▶ PROBLEM TO WORK ON
Filter the records below for the word "Point". Keep each line that has it.

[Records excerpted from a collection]
%%

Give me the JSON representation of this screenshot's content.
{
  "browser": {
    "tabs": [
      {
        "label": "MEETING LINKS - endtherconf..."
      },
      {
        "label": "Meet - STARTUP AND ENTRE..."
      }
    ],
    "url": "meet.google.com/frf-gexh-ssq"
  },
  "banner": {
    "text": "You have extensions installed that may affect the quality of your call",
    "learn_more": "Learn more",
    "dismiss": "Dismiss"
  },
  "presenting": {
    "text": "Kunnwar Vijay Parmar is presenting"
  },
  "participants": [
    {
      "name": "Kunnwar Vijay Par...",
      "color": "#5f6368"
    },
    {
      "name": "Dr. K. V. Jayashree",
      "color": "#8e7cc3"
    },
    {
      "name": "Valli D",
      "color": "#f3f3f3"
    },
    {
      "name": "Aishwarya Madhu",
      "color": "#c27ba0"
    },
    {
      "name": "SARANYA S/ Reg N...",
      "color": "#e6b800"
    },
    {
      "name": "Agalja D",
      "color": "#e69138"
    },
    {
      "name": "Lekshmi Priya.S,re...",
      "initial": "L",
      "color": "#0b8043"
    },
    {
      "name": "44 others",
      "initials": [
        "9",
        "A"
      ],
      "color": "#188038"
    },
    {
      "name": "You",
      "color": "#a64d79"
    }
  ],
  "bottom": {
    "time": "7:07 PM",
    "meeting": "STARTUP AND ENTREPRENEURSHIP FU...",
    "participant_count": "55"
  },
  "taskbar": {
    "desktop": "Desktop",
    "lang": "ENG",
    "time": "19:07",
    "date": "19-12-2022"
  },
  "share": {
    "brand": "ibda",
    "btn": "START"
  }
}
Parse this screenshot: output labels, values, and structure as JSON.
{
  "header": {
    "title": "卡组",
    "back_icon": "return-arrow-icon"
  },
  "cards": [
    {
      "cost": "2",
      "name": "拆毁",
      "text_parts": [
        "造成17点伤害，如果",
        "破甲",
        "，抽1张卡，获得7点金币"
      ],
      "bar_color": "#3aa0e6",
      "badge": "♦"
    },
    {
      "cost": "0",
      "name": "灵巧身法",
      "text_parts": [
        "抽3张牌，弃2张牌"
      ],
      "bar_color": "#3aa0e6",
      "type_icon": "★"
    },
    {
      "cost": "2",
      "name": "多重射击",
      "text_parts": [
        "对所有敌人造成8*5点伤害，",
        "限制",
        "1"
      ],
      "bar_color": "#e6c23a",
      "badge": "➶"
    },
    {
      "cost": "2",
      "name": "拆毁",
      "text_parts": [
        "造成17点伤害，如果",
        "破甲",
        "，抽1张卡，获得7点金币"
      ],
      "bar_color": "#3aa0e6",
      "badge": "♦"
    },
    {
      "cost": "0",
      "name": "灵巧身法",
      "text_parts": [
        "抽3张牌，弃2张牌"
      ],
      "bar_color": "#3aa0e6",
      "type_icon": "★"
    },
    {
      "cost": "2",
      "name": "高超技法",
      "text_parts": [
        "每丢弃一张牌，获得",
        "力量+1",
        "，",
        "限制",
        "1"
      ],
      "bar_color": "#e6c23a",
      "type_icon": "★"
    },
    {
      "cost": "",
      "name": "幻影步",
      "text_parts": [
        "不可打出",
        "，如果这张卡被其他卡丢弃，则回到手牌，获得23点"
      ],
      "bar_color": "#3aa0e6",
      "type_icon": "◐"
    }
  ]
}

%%
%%

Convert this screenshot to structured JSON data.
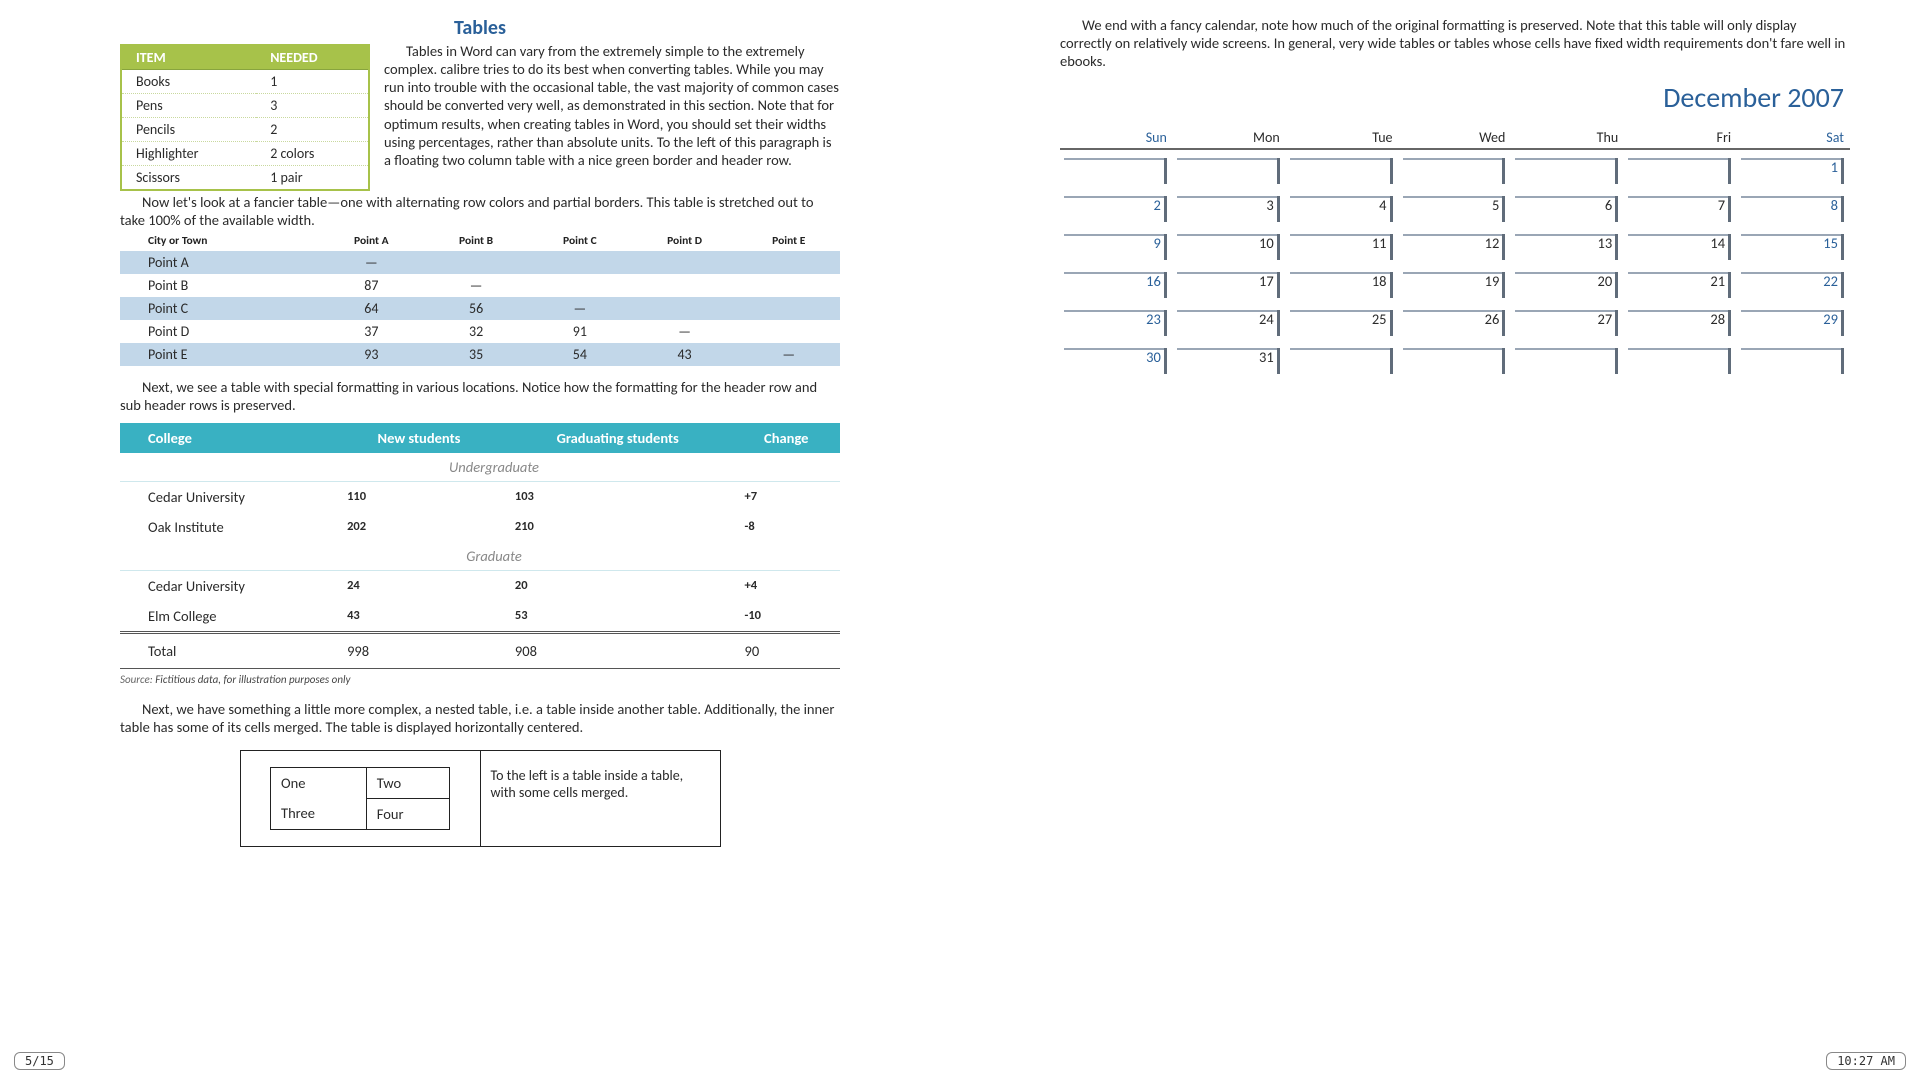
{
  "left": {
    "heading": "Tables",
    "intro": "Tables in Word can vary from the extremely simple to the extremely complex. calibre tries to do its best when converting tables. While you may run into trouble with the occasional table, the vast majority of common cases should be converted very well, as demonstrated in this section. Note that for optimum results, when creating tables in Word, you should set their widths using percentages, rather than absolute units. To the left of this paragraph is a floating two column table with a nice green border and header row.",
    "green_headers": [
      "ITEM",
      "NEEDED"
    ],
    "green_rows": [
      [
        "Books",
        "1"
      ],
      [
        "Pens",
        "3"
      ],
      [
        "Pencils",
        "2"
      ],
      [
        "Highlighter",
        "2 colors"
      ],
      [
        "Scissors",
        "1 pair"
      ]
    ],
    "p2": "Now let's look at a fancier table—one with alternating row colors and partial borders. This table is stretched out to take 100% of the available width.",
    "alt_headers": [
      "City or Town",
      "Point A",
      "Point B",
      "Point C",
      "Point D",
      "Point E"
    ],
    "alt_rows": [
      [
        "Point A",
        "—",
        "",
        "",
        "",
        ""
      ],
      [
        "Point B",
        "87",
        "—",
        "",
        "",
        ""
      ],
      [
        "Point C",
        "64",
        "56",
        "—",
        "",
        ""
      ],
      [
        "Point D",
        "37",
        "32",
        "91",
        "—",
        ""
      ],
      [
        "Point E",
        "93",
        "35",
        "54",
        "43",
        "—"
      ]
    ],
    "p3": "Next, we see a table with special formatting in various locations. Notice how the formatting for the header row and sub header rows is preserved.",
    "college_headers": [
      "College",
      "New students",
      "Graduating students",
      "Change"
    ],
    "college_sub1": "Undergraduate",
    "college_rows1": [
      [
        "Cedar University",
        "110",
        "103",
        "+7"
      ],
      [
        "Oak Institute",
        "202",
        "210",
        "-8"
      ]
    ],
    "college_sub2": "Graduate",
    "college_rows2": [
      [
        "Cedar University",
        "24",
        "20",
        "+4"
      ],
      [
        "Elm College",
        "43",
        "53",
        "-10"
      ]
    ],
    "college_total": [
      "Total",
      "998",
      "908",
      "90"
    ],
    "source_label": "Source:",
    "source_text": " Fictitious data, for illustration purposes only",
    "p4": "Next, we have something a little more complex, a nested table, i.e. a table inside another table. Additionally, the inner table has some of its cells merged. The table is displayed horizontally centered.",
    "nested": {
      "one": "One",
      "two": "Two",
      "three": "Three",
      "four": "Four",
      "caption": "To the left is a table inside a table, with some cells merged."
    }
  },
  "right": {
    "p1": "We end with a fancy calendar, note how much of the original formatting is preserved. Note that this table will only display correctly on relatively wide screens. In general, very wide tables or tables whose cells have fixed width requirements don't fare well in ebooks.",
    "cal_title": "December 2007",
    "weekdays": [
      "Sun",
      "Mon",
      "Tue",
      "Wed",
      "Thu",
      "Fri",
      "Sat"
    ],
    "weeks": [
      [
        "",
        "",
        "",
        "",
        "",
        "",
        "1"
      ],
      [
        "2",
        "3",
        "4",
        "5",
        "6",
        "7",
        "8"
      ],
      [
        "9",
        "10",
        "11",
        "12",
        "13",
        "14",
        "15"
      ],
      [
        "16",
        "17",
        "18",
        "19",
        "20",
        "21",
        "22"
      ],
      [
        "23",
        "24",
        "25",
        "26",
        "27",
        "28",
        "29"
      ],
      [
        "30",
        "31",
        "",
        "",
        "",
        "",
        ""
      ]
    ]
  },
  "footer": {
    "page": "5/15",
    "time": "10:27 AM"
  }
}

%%

▶ RESULT OF THE TASK
      "Point A",
      "Point B",
      "Point C",
      "Point D",
      "Point E"
        "Point A",
        "Point B",
        "Point C",
        "Point D",
        "Point E",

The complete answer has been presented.